GIVEN INFORMATION:
== == ==

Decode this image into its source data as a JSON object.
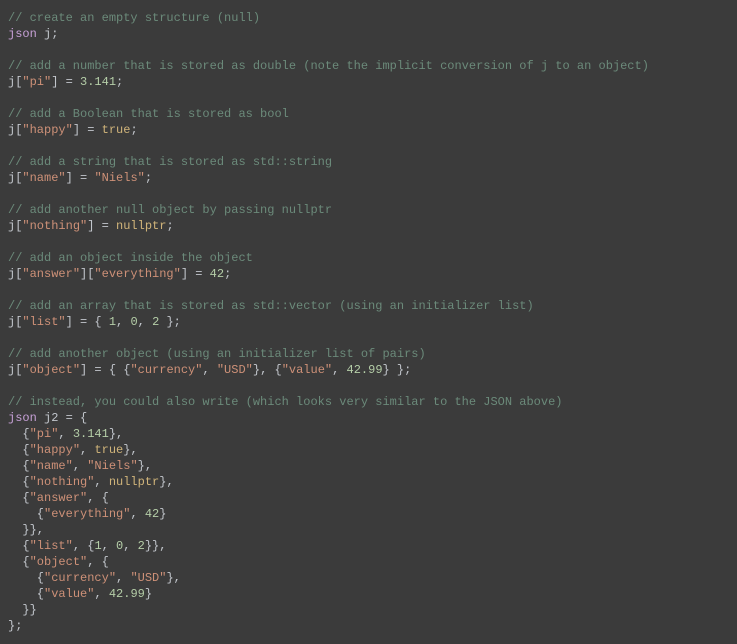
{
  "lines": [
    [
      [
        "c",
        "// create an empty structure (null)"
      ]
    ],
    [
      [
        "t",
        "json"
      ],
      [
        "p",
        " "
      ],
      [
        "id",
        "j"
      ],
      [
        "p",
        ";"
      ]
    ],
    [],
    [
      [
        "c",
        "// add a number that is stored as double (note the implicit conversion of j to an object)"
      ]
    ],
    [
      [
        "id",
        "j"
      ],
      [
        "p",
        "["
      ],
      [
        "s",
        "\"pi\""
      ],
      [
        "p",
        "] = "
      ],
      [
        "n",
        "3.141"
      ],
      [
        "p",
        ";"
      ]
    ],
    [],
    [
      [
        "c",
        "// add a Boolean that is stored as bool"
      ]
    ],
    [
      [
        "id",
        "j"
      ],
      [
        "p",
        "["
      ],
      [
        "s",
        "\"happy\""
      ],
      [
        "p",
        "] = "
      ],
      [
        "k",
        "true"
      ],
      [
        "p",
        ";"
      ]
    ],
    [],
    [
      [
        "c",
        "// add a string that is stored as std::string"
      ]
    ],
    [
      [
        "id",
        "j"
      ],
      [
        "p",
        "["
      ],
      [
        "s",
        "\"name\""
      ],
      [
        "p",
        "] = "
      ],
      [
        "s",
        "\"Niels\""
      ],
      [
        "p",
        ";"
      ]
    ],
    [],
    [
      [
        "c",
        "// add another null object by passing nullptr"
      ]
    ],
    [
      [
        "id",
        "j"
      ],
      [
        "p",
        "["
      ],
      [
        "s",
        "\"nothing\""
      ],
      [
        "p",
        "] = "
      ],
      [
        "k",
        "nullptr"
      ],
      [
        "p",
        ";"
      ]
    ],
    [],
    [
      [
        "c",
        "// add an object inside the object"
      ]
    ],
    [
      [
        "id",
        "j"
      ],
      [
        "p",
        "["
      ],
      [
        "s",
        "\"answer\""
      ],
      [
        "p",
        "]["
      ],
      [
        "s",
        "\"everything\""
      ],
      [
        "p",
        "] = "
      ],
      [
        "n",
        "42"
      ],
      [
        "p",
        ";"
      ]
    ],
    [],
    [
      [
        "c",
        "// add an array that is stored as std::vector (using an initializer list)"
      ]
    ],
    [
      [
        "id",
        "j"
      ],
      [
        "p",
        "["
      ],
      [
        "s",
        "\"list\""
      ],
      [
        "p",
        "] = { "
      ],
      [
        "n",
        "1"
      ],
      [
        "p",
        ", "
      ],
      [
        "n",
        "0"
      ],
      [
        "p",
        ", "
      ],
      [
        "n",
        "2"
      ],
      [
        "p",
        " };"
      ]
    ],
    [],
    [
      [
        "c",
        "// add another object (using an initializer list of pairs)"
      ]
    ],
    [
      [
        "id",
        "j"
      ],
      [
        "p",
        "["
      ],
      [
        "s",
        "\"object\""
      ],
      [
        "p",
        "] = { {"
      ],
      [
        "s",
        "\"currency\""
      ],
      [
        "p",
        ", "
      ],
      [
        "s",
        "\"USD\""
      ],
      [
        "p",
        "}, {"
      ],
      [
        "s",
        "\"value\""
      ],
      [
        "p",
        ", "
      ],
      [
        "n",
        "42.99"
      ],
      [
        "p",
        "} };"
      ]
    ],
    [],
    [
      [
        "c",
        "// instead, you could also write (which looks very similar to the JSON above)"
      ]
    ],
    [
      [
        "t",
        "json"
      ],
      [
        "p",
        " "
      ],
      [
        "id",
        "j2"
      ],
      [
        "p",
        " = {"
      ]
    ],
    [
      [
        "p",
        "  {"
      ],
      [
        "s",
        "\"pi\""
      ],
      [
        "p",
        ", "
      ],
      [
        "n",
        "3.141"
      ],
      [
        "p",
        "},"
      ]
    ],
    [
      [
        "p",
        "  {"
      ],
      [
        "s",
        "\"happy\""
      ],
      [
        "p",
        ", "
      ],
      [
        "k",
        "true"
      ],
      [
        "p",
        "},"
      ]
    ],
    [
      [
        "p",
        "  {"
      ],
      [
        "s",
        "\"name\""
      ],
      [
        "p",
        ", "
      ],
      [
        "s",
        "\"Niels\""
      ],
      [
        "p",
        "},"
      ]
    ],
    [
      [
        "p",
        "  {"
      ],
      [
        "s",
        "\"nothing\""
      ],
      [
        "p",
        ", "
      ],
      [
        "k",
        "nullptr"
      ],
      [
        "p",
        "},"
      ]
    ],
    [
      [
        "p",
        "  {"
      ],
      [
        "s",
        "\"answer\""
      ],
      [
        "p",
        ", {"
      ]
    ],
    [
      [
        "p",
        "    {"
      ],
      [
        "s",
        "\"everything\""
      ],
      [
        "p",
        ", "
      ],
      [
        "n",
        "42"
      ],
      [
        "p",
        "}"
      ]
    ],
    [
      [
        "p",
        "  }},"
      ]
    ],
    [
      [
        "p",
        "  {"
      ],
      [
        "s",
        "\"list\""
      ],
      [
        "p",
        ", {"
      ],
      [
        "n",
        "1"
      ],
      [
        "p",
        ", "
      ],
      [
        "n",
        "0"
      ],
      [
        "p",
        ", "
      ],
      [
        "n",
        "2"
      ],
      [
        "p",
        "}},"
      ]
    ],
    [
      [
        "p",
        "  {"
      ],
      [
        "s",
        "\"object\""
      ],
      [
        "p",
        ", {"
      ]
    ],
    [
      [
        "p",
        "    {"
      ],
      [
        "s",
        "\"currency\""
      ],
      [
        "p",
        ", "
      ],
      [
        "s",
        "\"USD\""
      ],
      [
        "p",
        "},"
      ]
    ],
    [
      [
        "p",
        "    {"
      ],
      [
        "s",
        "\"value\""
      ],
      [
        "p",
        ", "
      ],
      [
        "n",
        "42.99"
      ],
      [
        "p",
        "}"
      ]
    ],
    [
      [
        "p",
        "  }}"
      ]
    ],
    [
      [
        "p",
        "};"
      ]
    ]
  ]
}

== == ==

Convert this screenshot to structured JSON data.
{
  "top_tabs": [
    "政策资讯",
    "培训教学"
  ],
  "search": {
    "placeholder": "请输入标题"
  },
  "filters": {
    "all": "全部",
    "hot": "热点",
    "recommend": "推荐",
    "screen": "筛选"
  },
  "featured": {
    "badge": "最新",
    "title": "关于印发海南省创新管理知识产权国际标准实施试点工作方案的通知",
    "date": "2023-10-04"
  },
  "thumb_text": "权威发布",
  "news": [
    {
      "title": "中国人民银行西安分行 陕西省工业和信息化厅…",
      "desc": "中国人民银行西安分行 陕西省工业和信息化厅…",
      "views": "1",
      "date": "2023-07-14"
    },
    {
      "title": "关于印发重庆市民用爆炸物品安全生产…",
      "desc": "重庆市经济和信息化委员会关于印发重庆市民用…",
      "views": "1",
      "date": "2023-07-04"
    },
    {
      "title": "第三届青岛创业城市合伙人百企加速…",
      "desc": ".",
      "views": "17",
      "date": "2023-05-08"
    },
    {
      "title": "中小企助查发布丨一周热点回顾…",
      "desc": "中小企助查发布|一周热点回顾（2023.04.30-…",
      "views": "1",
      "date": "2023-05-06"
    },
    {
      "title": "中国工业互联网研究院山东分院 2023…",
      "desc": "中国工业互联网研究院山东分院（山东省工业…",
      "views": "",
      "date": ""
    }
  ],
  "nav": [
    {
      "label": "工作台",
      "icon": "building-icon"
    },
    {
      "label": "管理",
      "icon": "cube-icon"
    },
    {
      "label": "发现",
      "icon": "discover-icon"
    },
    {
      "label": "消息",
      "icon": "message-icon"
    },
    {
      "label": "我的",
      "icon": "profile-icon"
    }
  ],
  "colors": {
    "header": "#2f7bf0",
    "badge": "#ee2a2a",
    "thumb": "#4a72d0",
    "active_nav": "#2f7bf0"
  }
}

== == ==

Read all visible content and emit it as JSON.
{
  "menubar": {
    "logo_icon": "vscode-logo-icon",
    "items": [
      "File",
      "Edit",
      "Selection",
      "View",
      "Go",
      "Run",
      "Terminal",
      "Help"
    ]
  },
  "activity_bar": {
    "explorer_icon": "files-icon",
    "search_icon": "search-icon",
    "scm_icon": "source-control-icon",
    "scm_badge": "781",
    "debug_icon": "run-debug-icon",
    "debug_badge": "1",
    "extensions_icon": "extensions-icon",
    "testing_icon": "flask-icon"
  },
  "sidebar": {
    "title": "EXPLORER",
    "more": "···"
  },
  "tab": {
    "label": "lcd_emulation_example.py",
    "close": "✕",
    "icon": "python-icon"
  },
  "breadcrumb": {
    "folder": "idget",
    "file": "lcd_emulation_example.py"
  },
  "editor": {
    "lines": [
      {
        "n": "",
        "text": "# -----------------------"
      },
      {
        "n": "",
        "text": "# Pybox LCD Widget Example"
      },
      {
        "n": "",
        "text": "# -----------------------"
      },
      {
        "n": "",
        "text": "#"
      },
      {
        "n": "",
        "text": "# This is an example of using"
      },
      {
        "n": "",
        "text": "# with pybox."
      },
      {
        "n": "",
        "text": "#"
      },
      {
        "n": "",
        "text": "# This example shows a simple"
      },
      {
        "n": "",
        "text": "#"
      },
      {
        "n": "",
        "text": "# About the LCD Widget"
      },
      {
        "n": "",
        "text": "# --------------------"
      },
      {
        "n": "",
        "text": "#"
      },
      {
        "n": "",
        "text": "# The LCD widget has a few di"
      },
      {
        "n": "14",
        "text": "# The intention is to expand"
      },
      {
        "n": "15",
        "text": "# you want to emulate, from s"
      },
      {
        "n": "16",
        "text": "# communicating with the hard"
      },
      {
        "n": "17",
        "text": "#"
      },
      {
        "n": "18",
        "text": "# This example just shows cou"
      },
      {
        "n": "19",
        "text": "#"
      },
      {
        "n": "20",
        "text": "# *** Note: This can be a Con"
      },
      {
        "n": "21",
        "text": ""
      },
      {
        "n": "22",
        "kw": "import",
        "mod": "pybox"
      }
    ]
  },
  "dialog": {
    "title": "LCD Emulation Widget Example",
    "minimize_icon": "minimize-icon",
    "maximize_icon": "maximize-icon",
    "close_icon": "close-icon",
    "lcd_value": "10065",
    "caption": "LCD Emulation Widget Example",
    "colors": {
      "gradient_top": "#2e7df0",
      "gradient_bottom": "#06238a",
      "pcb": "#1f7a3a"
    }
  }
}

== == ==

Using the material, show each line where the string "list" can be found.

EXERCISE OUTPUT:
        "// add an array that is stored as std::vector (using an initializer list)"
        "\"list\""
        "// add another object (using an initializer list of pairs)"
        "\"list\""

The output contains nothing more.